**YOUR ASSIGNMENT**
Drop the pictures, then extract the listing word for word.

**DATA SHOWN**
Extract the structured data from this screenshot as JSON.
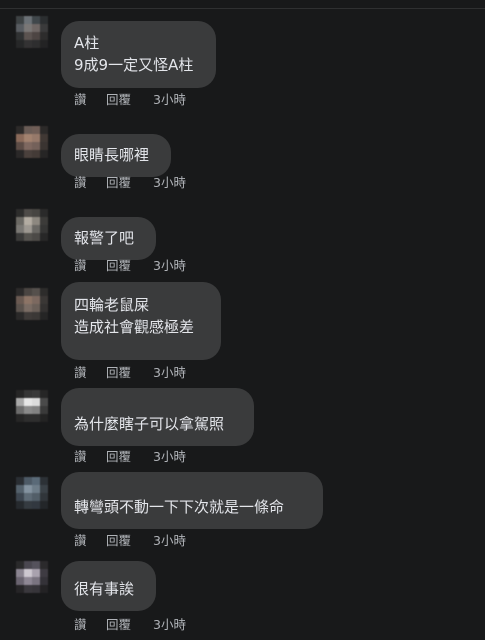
{
  "comments": [
    {
      "lines": [
        "A柱",
        "9成9一定又怪A柱"
      ],
      "like": "讚",
      "reply": "回覆",
      "time": "3小時",
      "avatar": [
        "#3d4244",
        "#6b7176",
        "#40474b",
        "#2b2e30",
        "#585c61",
        "#7a7776",
        "#6f6765",
        "#3a3a3b",
        "#303233",
        "#5b5350",
        "#4d4543",
        "#2d2c2c",
        "#262728",
        "#333233",
        "#2e2e2f",
        "#232324"
      ]
    },
    {
      "lines": [
        "眼睛長哪裡"
      ],
      "like": "讚",
      "reply": "回覆",
      "time": "3小時",
      "avatar": [
        "#2c2a29",
        "#6a5c56",
        "#705e57",
        "#2c2a29",
        "#8a6a5a",
        "#a2826f",
        "#96796a",
        "#403834",
        "#5c4c46",
        "#7e6860",
        "#74615a",
        "#3a3431",
        "#2a2828",
        "#4a403c",
        "#443b37",
        "#262525"
      ]
    },
    {
      "lines": [
        "報警了吧"
      ],
      "like": "讚",
      "reply": "回覆",
      "time": "3小時",
      "avatar": [
        "#2d2d2c",
        "#4e4b48",
        "#474542",
        "#2a2a2a",
        "#6b6964",
        "#b3aca2",
        "#8d8880",
        "#3c3b39",
        "#7a7874",
        "#9d9891",
        "#6a6864",
        "#353534",
        "#3a3a39",
        "#55534f",
        "#4c4a47",
        "#272727"
      ]
    },
    {
      "lines": [
        "四輪老鼠屎",
        "造成社會觀感極差"
      ],
      "like": "讚",
      "reply": "回覆",
      "time": "3小時",
      "avatar": [
        "#2b2a2a",
        "#4a4542",
        "#55504c",
        "#2d2c2b",
        "#6a5a52",
        "#8c7466",
        "#7c6960",
        "#3a3735",
        "#5a524d",
        "#7a6c64",
        "#6b6059",
        "#333130",
        "#2a2929",
        "#3f3b39",
        "#3b3836",
        "#252525"
      ]
    },
    {
      "lines": [
        "為什麼瞎子可以拿駕照"
      ],
      "like": "讚",
      "reply": "回覆",
      "time": "3小時",
      "avatar": [
        "#262626",
        "#363636",
        "#3a3a3a",
        "#262626",
        "#a9a9a9",
        "#e6e6e6",
        "#dcdcdc",
        "#4a4a4a",
        "#6c6c6c",
        "#8a8a8a",
        "#828282",
        "#3a3a3a",
        "#262626",
        "#2e2e2e",
        "#2e2e2e",
        "#232323"
      ]
    },
    {
      "lines": [
        "轉彎頭不動一下下次就是一條命"
      ],
      "like": "讚",
      "reply": "回覆",
      "time": "3小時",
      "avatar": [
        "#2a2e33",
        "#4d5a66",
        "#5a6a78",
        "#2c3136",
        "#54616c",
        "#8493a0",
        "#6e7d89",
        "#3a4147",
        "#3d4650",
        "#5e6b76",
        "#525e68",
        "#30353a",
        "#262a2e",
        "#353b41",
        "#323840",
        "#232629"
      ]
    },
    {
      "lines": [
        "很有事誒"
      ],
      "like": "讚",
      "reply": "回覆",
      "time": "3小時",
      "avatar": [
        "#2a2a2b",
        "#4a4750",
        "#55525c",
        "#2b2a2c",
        "#8a8490",
        "#cdc8d0",
        "#a9a2ae",
        "#3e3b42",
        "#6a6470",
        "#8e8794",
        "#7a7480",
        "#343238",
        "#262527",
        "#3a383d",
        "#37353a",
        "#232224"
      ]
    }
  ]
}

**TASK RESPONSE**
Extract the structured data from this screenshot as JSON.
{
  "comments": [
    {
      "lines": [
        "A柱",
        "9成9一定又怪A柱"
      ],
      "like": "讚",
      "reply": "回覆",
      "time": "3小時",
      "avatar": [
        "#3d4244",
        "#6b7176",
        "#40474b",
        "#2b2e30",
        "#585c61",
        "#7a7776",
        "#6f6765",
        "#3a3a3b",
        "#303233",
        "#5b5350",
        "#4d4543",
        "#2d2c2c",
        "#262728",
        "#333233",
        "#2e2e2f",
        "#232324"
      ]
    },
    {
      "lines": [
        "眼睛長哪裡"
      ],
      "like": "讚",
      "reply": "回覆",
      "time": "3小時",
      "avatar": [
        "#2c2a29",
        "#6a5c56",
        "#705e57",
        "#2c2a29",
        "#8a6a5a",
        "#a2826f",
        "#96796a",
        "#403834",
        "#5c4c46",
        "#7e6860",
        "#74615a",
        "#3a3431",
        "#2a2828",
        "#4a403c",
        "#443b37",
        "#262525"
      ]
    },
    {
      "lines": [
        "報警了吧"
      ],
      "like": "讚",
      "reply": "回覆",
      "time": "3小時",
      "avatar": [
        "#2d2d2c",
        "#4e4b48",
        "#474542",
        "#2a2a2a",
        "#6b6964",
        "#b3aca2",
        "#8d8880",
        "#3c3b39",
        "#7a7874",
        "#9d9891",
        "#6a6864",
        "#353534",
        "#3a3a39",
        "#55534f",
        "#4c4a47",
        "#272727"
      ]
    },
    {
      "lines": [
        "四輪老鼠屎",
        "造成社會觀感極差"
      ],
      "like": "讚",
      "reply": "回覆",
      "time": "3小時",
      "avatar": [
        "#2b2a2a",
        "#4a4542",
        "#55504c",
        "#2d2c2b",
        "#6a5a52",
        "#8c7466",
        "#7c6960",
        "#3a3735",
        "#5a524d",
        "#7a6c64",
        "#6b6059",
        "#333130",
        "#2a2929",
        "#3f3b39",
        "#3b3836",
        "#252525"
      ]
    },
    {
      "lines": [
        "為什麼瞎子可以拿駕照"
      ],
      "like": "讚",
      "reply": "回覆",
      "time": "3小時",
      "avatar": [
        "#262626",
        "#363636",
        "#3a3a3a",
        "#262626",
        "#a9a9a9",
        "#e6e6e6",
        "#dcdcdc",
        "#4a4a4a",
        "#6c6c6c",
        "#8a8a8a",
        "#828282",
        "#3a3a3a",
        "#262626",
        "#2e2e2e",
        "#2e2e2e",
        "#232323"
      ]
    },
    {
      "lines": [
        "轉彎頭不動一下下次就是一條命"
      ],
      "like": "讚",
      "reply": "回覆",
      "time": "3小時",
      "avatar": [
        "#2a2e33",
        "#4d5a66",
        "#5a6a78",
        "#2c3136",
        "#54616c",
        "#8493a0",
        "#6e7d89",
        "#3a4147",
        "#3d4650",
        "#5e6b76",
        "#525e68",
        "#30353a",
        "#262a2e",
        "#353b41",
        "#323840",
        "#232629"
      ]
    },
    {
      "lines": [
        "很有事誒"
      ],
      "like": "讚",
      "reply": "回覆",
      "time": "3小時",
      "avatar": [
        "#2a2a2b",
        "#4a4750",
        "#55525c",
        "#2b2a2c",
        "#8a8490",
        "#cdc8d0",
        "#a9a2ae",
        "#3e3b42",
        "#6a6470",
        "#8e8794",
        "#7a7480",
        "#343238",
        "#262527",
        "#3a383d",
        "#37353a",
        "#232224"
      ]
    }
  ]
}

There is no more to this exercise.